Local artist Simon Tatum, who is also an assistant curator at the National Gallery of the Cayman Islands, is one of 24 Caribbean artists included in a new traveling exhibit, “Arrivants: Art and Migration in the Anglophone Caribbean World.”
The exhibit opened at the International Museums Conference in Barbados, Nov. 7-10.
Mr. Tatum’s piece, “Tropical Forms,” is a three-dimensional construction of monotone paintings of legs, arms and other parts of the human form.
It was inspired by Mr. Tatum’s discovery, during a residency in Leipzig, Germany, that male Cuban contract workers had been sent to that city as temporary factory workers during the years of communist rule in East Germany.
The piece is meant to address issues of labor migration, belonging and displacement.

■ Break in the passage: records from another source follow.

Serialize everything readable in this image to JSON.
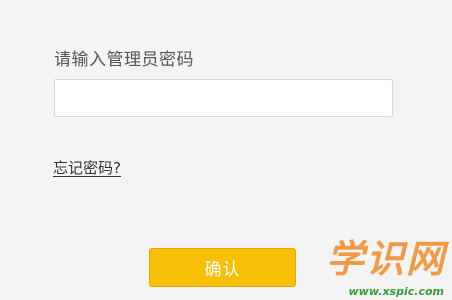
{
  "login": {
    "prompt": "请输入管理员密码",
    "password_value": "",
    "forgot_link": "忘记密码?",
    "confirm_label": "确认"
  },
  "watermark": {
    "logo_text": "学识网",
    "url": "www.xspic.com"
  },
  "colors": {
    "background": "#f4f4f4",
    "button": "#f7bf06",
    "watermark_logo": "#ee8a26",
    "watermark_url": "#3a9a3a"
  }
}
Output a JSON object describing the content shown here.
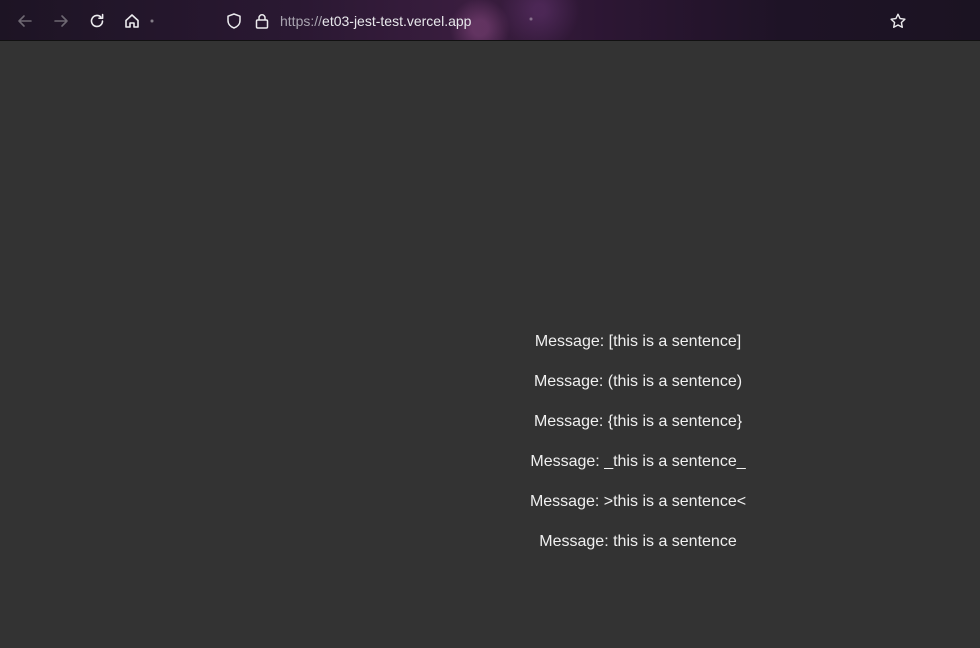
{
  "browser": {
    "url_scheme": "https://",
    "url_host": "et03-jest-test.vercel.app",
    "icons": {
      "back": "arrow-left-icon",
      "forward": "arrow-right-icon",
      "reload": "reload-icon",
      "home": "home-icon",
      "shield": "shield-icon",
      "lock": "lock-icon",
      "bookmark": "star-icon"
    }
  },
  "messages": [
    "Message: [this is a sentence]",
    "Message: (this is a sentence)",
    "Message: {this is a sentence}",
    "Message: _this is a sentence_",
    "Message: >this is a sentence<",
    "Message: this is a sentence"
  ]
}
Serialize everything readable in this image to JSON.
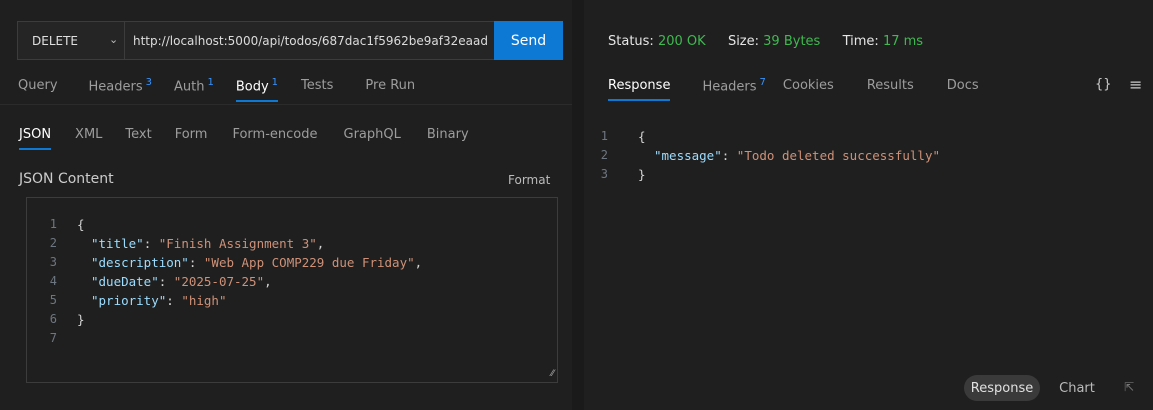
{
  "request": {
    "method": "DELETE",
    "url": "http://localhost:5000/api/todos/687dac1f5962be9af32eaad",
    "send_label": "Send",
    "tabs": [
      {
        "label": "Query",
        "badge": ""
      },
      {
        "label": "Headers",
        "badge": "3"
      },
      {
        "label": "Auth",
        "badge": "1"
      },
      {
        "label": "Body",
        "badge": "1"
      },
      {
        "label": "Tests",
        "badge": ""
      },
      {
        "label": "Pre Run",
        "badge": ""
      }
    ],
    "body_types": [
      "JSON",
      "XML",
      "Text",
      "Form",
      "Form-encode",
      "GraphQL",
      "Binary"
    ],
    "content_label": "JSON Content",
    "format_label": "Format",
    "code_lines": [
      {
        "n": "1",
        "text": "{"
      },
      {
        "n": "2",
        "key": "\"title\"",
        "value": "\"Finish Assignment 3\""
      },
      {
        "n": "3",
        "key": "\"description\"",
        "value": "\"Web App COMP229 due Friday\""
      },
      {
        "n": "4",
        "key": "\"dueDate\"",
        "value": "\"2025-07-25\""
      },
      {
        "n": "5",
        "key": "\"priority\"",
        "value": "\"high\""
      },
      {
        "n": "6",
        "text": "}"
      },
      {
        "n": "7",
        "text": ""
      }
    ]
  },
  "response": {
    "status_label": "Status:",
    "status_value": "200 OK",
    "size_label": "Size:",
    "size_value": "39 Bytes",
    "time_label": "Time:",
    "time_value": "17 ms",
    "tabs": [
      {
        "label": "Response",
        "badge": ""
      },
      {
        "label": "Headers",
        "badge": "7"
      },
      {
        "label": "Cookies",
        "badge": ""
      },
      {
        "label": "Results",
        "badge": ""
      },
      {
        "label": "Docs",
        "badge": ""
      }
    ],
    "braces_icon": "{}",
    "menu_icon": "≡",
    "code_lines": [
      {
        "n": "1",
        "text": "{"
      },
      {
        "n": "2",
        "key": "\"message\"",
        "value": "\"Todo deleted successfully\""
      },
      {
        "n": "3",
        "text": "}"
      }
    ],
    "bottom_response": "Response",
    "bottom_chart": "Chart"
  },
  "colors": {
    "accent": "#0e78d5",
    "status_green": "#3fb950",
    "badge_blue": "#3794ff"
  }
}
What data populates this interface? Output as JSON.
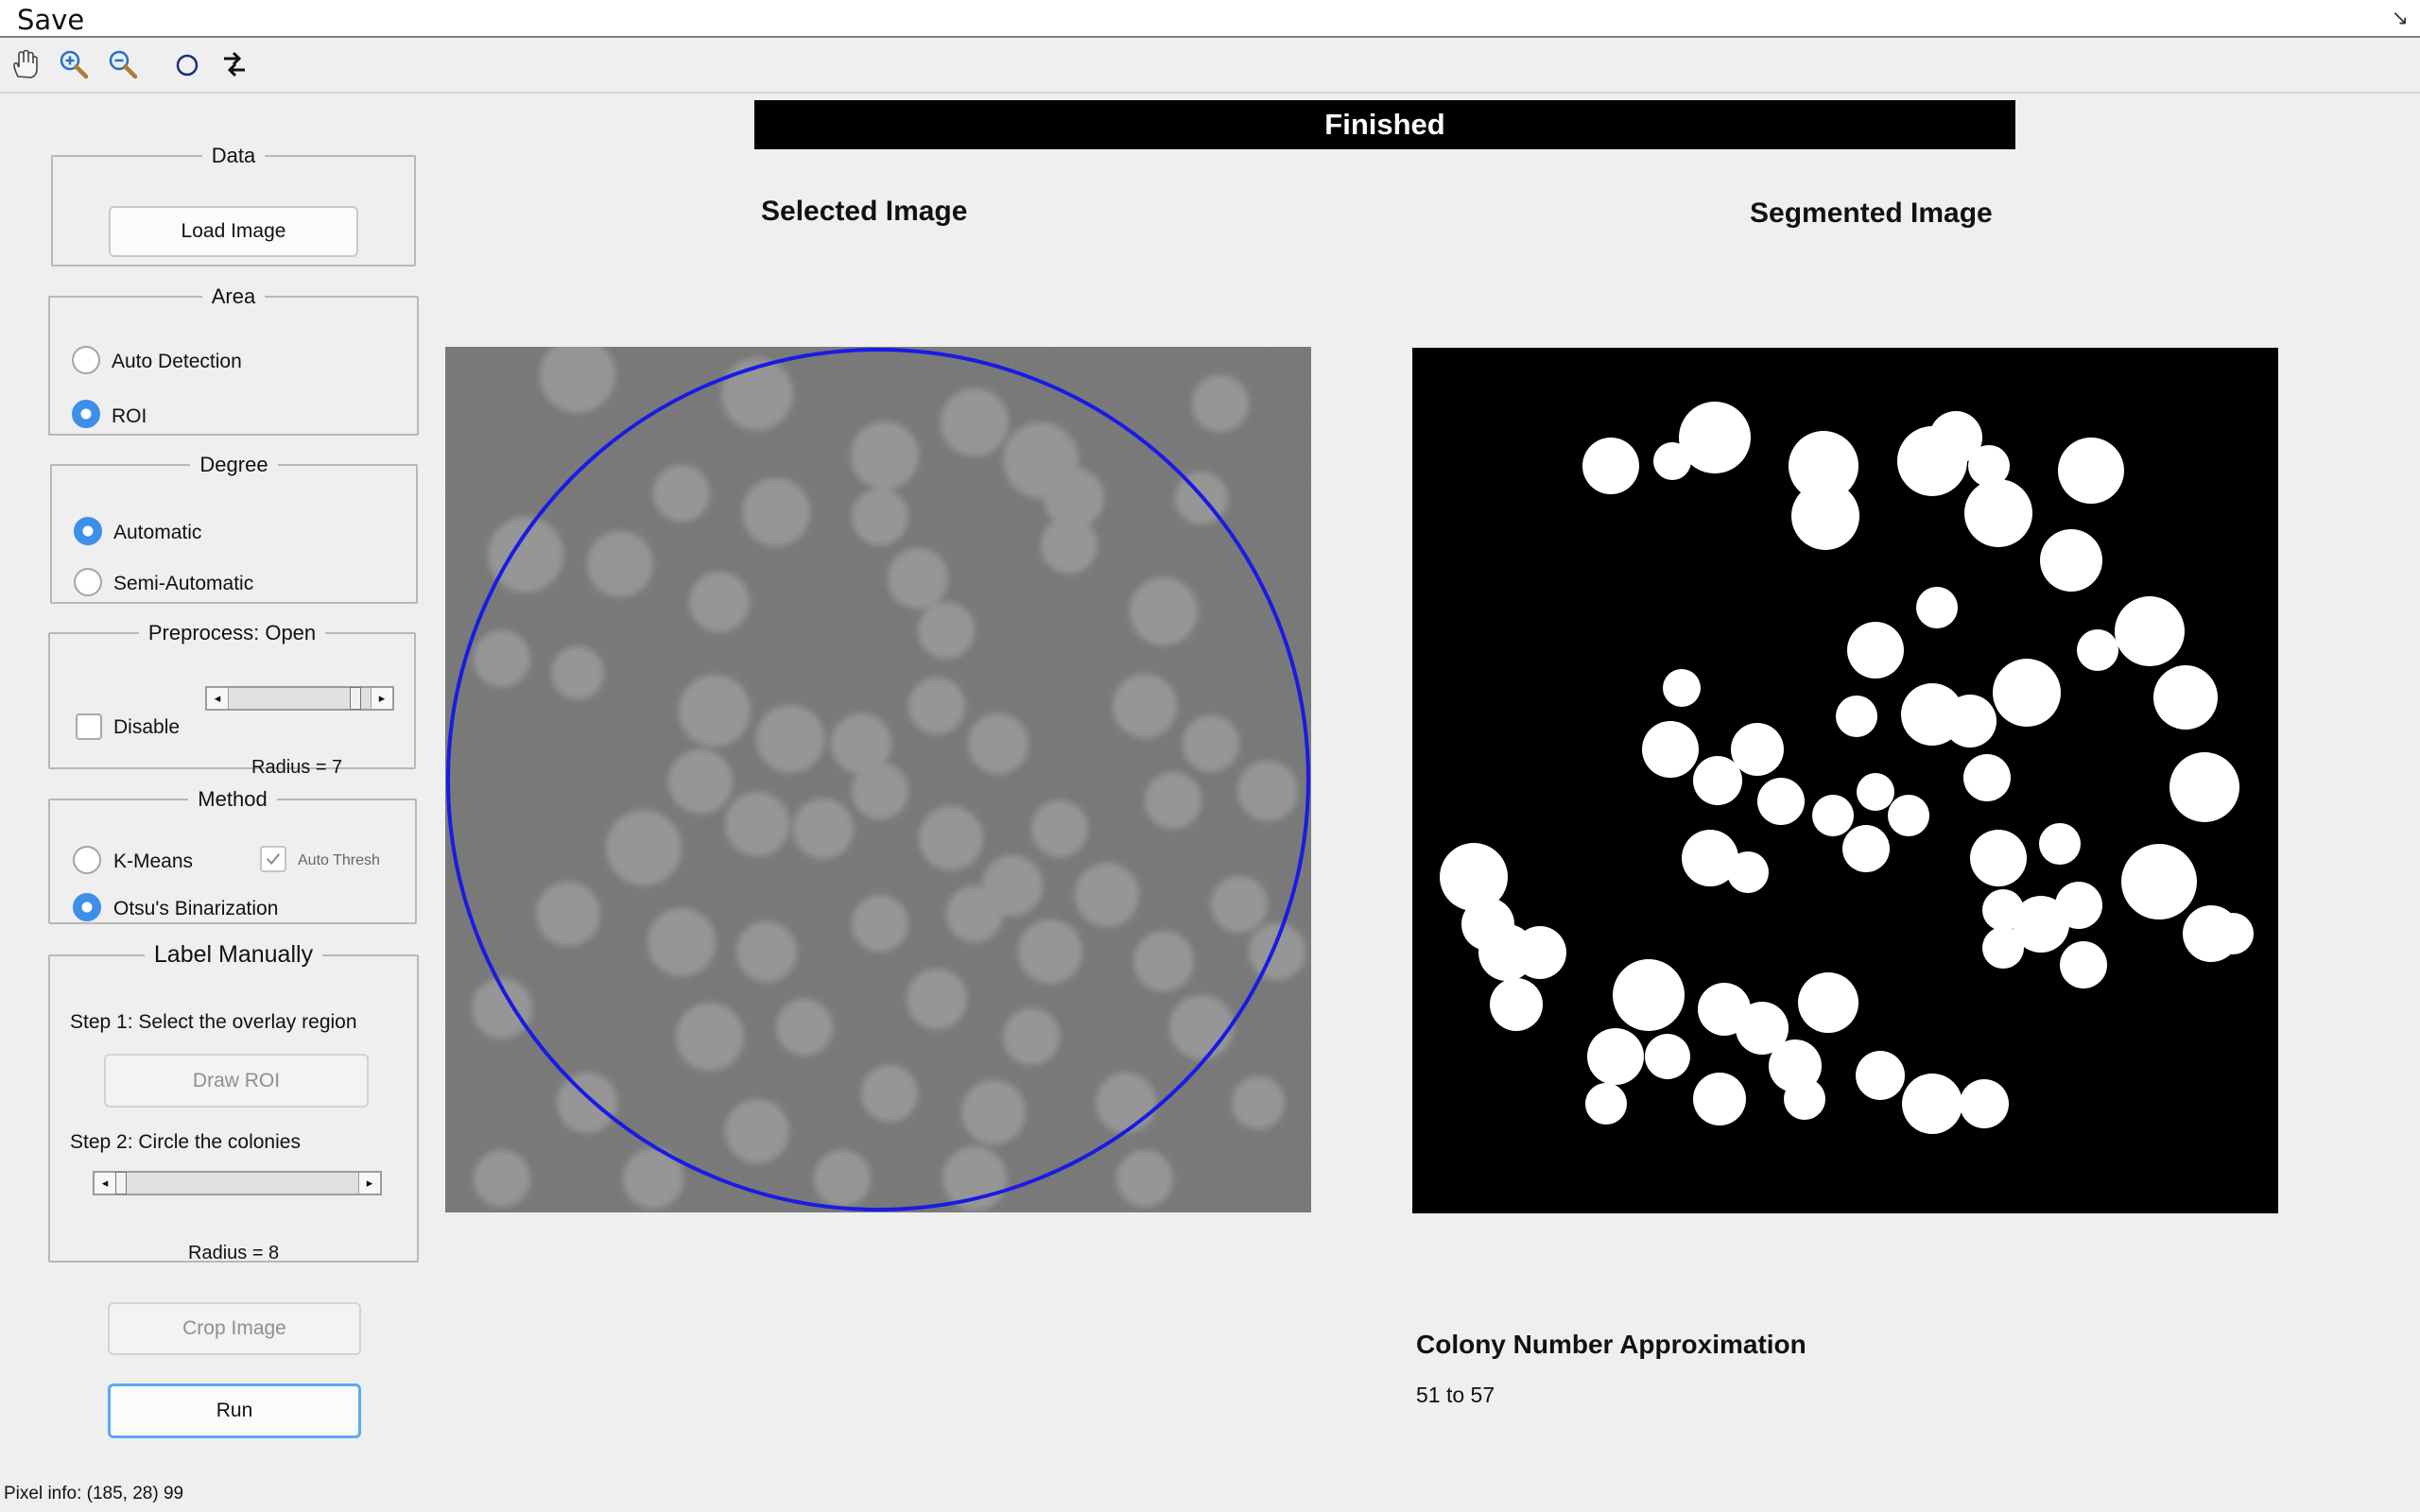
{
  "menubar": {
    "save_label": "Save",
    "resize_glyph": "↘"
  },
  "toolbar": {
    "tools": [
      {
        "name": "pan-hand-icon"
      },
      {
        "name": "zoom-in-icon"
      },
      {
        "name": "zoom-out-icon"
      },
      {
        "name": "circle-icon"
      },
      {
        "name": "swap-arrows-icon"
      }
    ]
  },
  "status": {
    "text": "Finished",
    "bg": "#000000",
    "fg": "#ffffff"
  },
  "panels": {
    "data": {
      "title": "Data",
      "load_button": "Load Image"
    },
    "area": {
      "title": "Area",
      "options": [
        "Auto Detection",
        "ROI"
      ],
      "selected": "ROI"
    },
    "degree": {
      "title": "Degree",
      "options": [
        "Automatic",
        "Semi-Automatic"
      ],
      "selected": "Automatic"
    },
    "preprocess": {
      "title": "Preprocess: Open",
      "disable_label": "Disable",
      "disable_checked": false,
      "radius_text": "Radius = 7",
      "slider_level": 0.92
    },
    "method": {
      "title": "Method",
      "options": [
        "K-Means",
        "Otsu's Binarization"
      ],
      "selected": "Otsu's Binarization",
      "auto_thresh_label": "Auto Thresh",
      "auto_thresh_checked": true
    },
    "label_manually": {
      "title": "Label Manually",
      "step1": "Step 1: Select the overlay region",
      "draw_roi": "Draw ROI",
      "step2": "Step 2: Circle the colonies",
      "radius_text": "Radius = 8",
      "slider_level": 0.0
    }
  },
  "buttons": {
    "crop": "Crop Image",
    "run": "Run"
  },
  "main": {
    "selected_title": "Selected Image",
    "segmented_title": "Segmented Image",
    "count_title": "Colony Number Approximation",
    "count_value": "51 to 57"
  },
  "footer": {
    "pixel_info": "Pixel info: (185, 28)  99"
  },
  "colors": {
    "accent": "#3d8fe8",
    "roi_circle": "#1a1ae6",
    "panel_bg": "#efefef"
  }
}
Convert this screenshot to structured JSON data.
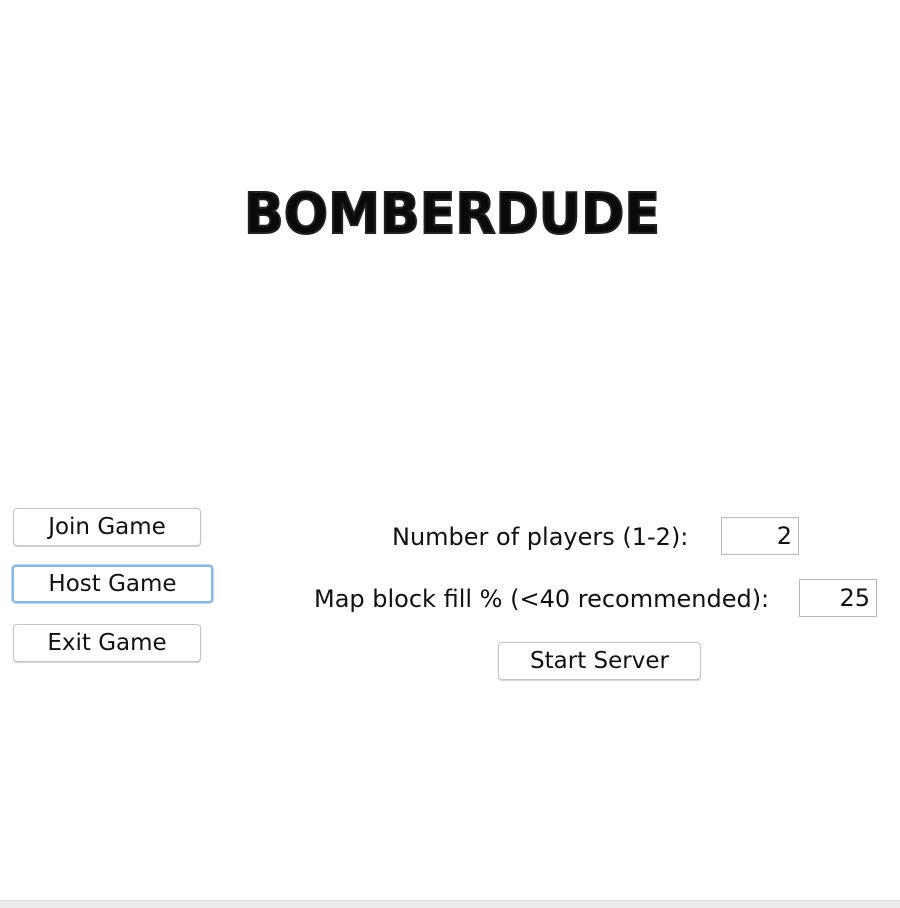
{
  "logo": {
    "text": "BOMBERDUDE"
  },
  "menu": {
    "join_label": "Join Game",
    "host_label": "Host Game",
    "exit_label": "Exit Game"
  },
  "host_panel": {
    "players_label": "Number of players (1-2):",
    "players_value": "2",
    "fill_label": "Map block fill % (<40 recommended):",
    "fill_value": "25",
    "start_label": "Start Server"
  }
}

National Gallery director Natalie Urquhart said Mr. Tatum’s selection is one of the first successes of the gallery’s efforts to provide broader access to the local art community.
“We have been working hard to increase opportunities for Caymanian artists regionally for the past several years,” Ms. Urquhart said, “which has included inviting curators and leading Caribbean artists to the Cayman Islands to engage with our local art scene, as well as supporting network opportunities, residencies and artists exchanges.”
The National Gallery provided funding for Mr. Tatum’s time in Leipzig, as well as for a trip to Barbados, where he trained with exhibition curators and the installation team and met other artists in the show.
Other work featured in the exhibition includes recognized Caribbean masters such as Stanley Greaves, Aubrey Williams, Phillip Moore, James Boodhoo, Karl Broodhagen, Eddie Chambers and Ras Ishi Butcher, as well as a number of contemporary Caribbean artists.
Plans are now under way to showcase the exhibition in the United Kingdom, before exploring opportunities to travel the collection within the region.